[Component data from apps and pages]
+-------+

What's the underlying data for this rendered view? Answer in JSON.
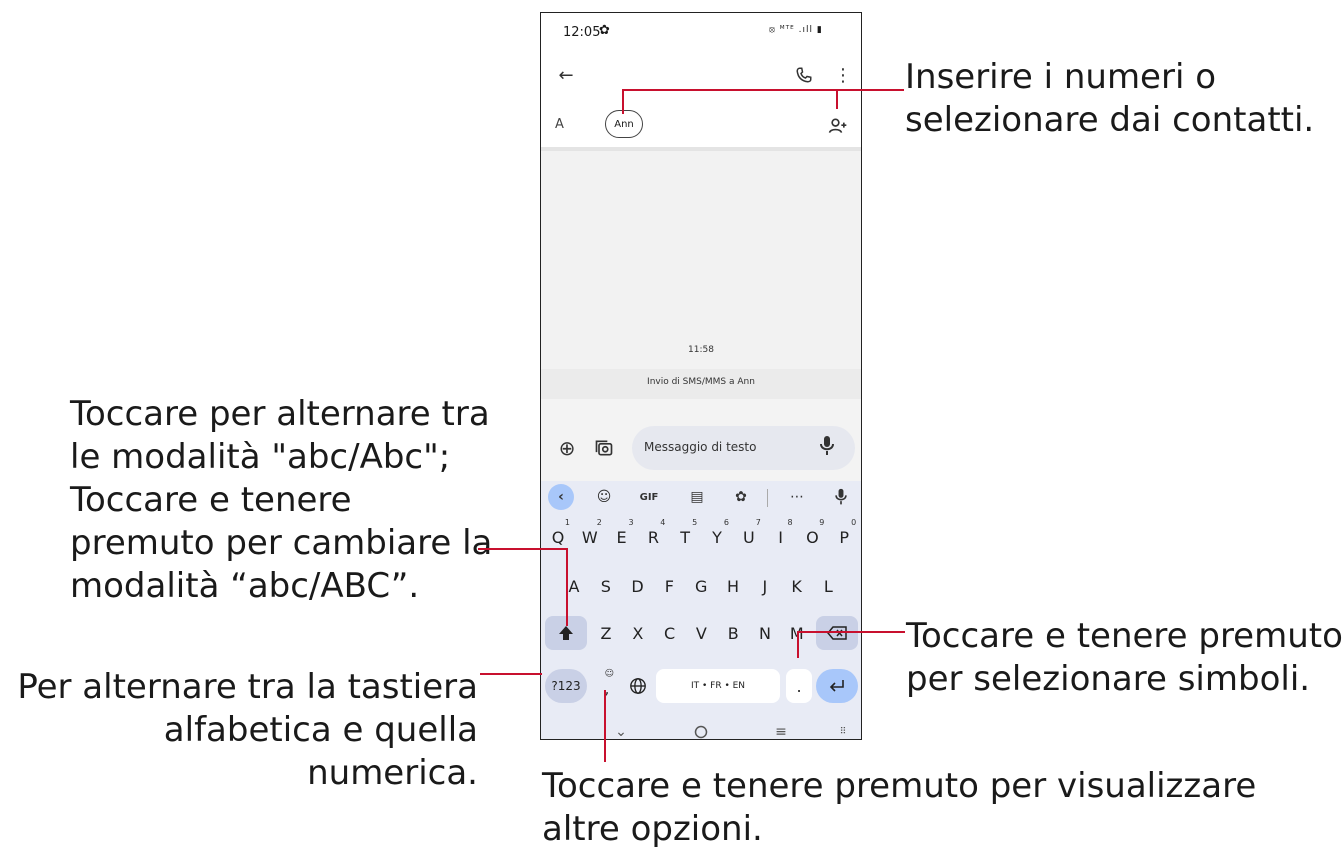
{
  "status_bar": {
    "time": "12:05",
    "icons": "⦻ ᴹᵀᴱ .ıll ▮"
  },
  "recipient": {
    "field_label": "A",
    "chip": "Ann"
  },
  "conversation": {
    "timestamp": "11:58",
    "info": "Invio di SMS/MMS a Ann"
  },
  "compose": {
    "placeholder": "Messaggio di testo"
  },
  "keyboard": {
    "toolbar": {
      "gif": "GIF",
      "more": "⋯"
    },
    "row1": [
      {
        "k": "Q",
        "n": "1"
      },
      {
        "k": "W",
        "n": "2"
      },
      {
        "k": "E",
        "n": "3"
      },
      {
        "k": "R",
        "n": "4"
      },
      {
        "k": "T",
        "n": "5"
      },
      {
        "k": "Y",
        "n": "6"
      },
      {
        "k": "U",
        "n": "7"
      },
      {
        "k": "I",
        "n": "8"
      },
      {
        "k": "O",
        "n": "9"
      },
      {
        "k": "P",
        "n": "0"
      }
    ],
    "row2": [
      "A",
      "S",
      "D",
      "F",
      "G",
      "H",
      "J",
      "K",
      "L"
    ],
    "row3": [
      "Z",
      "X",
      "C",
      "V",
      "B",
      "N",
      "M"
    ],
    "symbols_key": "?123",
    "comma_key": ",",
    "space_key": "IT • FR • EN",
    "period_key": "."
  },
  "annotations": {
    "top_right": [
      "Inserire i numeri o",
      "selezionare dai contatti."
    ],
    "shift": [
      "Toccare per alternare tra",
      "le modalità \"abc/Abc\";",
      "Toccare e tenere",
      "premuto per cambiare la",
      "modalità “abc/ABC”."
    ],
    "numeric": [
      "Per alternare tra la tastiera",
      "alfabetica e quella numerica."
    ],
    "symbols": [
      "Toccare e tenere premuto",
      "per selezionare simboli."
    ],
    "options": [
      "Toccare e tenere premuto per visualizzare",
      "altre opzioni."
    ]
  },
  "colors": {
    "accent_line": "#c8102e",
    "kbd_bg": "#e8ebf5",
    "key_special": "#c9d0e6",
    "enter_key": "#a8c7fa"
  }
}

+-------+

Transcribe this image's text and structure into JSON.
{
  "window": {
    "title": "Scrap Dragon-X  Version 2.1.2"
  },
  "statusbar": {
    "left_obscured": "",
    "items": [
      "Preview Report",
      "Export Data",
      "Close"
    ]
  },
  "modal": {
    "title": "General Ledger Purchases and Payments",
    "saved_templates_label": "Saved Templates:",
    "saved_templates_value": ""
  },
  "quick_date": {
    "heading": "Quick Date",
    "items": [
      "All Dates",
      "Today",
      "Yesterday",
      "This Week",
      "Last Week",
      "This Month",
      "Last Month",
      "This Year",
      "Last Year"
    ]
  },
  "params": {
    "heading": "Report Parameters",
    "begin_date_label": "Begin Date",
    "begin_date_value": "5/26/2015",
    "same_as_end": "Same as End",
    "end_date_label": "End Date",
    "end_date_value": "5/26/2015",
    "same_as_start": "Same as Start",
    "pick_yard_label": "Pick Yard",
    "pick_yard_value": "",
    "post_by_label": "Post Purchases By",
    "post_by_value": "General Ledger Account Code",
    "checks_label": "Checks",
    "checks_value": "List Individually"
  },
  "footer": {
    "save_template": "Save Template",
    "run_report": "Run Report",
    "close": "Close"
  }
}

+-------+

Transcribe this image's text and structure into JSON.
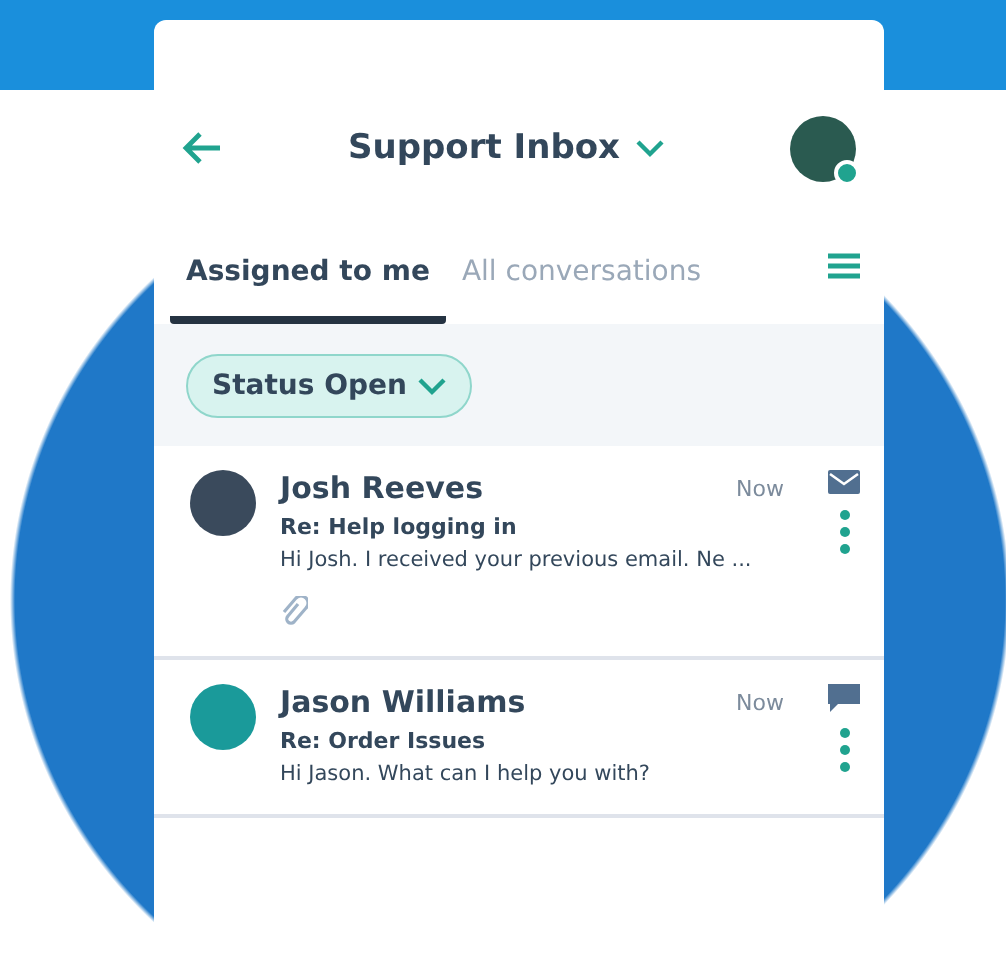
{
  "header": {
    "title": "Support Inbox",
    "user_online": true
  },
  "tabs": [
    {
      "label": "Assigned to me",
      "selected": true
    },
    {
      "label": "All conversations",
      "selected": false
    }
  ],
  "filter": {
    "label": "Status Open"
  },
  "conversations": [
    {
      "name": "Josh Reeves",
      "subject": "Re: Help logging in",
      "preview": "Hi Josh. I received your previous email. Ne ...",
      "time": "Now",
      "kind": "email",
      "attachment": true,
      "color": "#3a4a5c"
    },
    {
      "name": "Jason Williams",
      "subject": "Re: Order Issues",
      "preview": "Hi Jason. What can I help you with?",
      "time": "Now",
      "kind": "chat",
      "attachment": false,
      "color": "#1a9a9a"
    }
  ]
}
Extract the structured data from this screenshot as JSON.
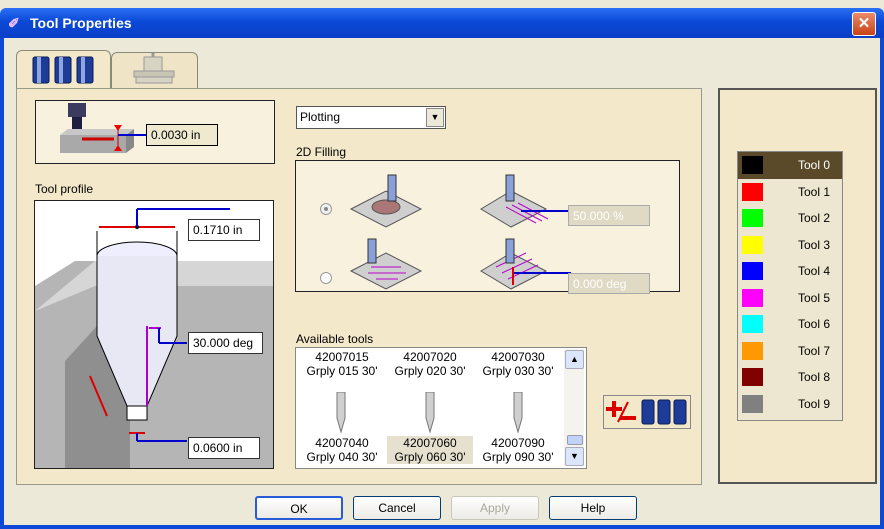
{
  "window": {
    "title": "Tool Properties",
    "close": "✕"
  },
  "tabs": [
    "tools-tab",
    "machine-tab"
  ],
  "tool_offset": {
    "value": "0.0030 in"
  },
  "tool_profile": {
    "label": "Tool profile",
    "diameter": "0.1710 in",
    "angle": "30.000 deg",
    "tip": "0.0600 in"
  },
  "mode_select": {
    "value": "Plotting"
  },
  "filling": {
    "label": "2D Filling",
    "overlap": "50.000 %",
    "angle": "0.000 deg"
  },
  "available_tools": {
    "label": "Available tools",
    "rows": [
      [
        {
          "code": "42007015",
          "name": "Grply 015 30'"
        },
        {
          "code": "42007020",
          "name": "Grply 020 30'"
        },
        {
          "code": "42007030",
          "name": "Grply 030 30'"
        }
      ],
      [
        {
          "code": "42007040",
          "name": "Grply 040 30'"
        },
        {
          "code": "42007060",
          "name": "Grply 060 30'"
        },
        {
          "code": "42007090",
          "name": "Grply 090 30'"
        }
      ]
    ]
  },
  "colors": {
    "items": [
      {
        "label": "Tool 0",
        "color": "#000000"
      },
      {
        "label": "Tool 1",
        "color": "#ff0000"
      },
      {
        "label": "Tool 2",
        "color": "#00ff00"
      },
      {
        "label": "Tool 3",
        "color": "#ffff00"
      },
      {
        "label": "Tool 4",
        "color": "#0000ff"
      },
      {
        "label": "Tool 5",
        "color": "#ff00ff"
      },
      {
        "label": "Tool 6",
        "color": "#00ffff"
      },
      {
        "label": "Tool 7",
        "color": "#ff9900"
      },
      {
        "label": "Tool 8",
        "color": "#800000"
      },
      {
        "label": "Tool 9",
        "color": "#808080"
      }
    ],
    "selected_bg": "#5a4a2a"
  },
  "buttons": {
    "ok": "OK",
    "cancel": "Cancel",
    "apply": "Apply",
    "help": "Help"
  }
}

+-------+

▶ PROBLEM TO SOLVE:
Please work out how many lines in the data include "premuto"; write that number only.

▶ SOLUTION TO THE EXERCISE:
3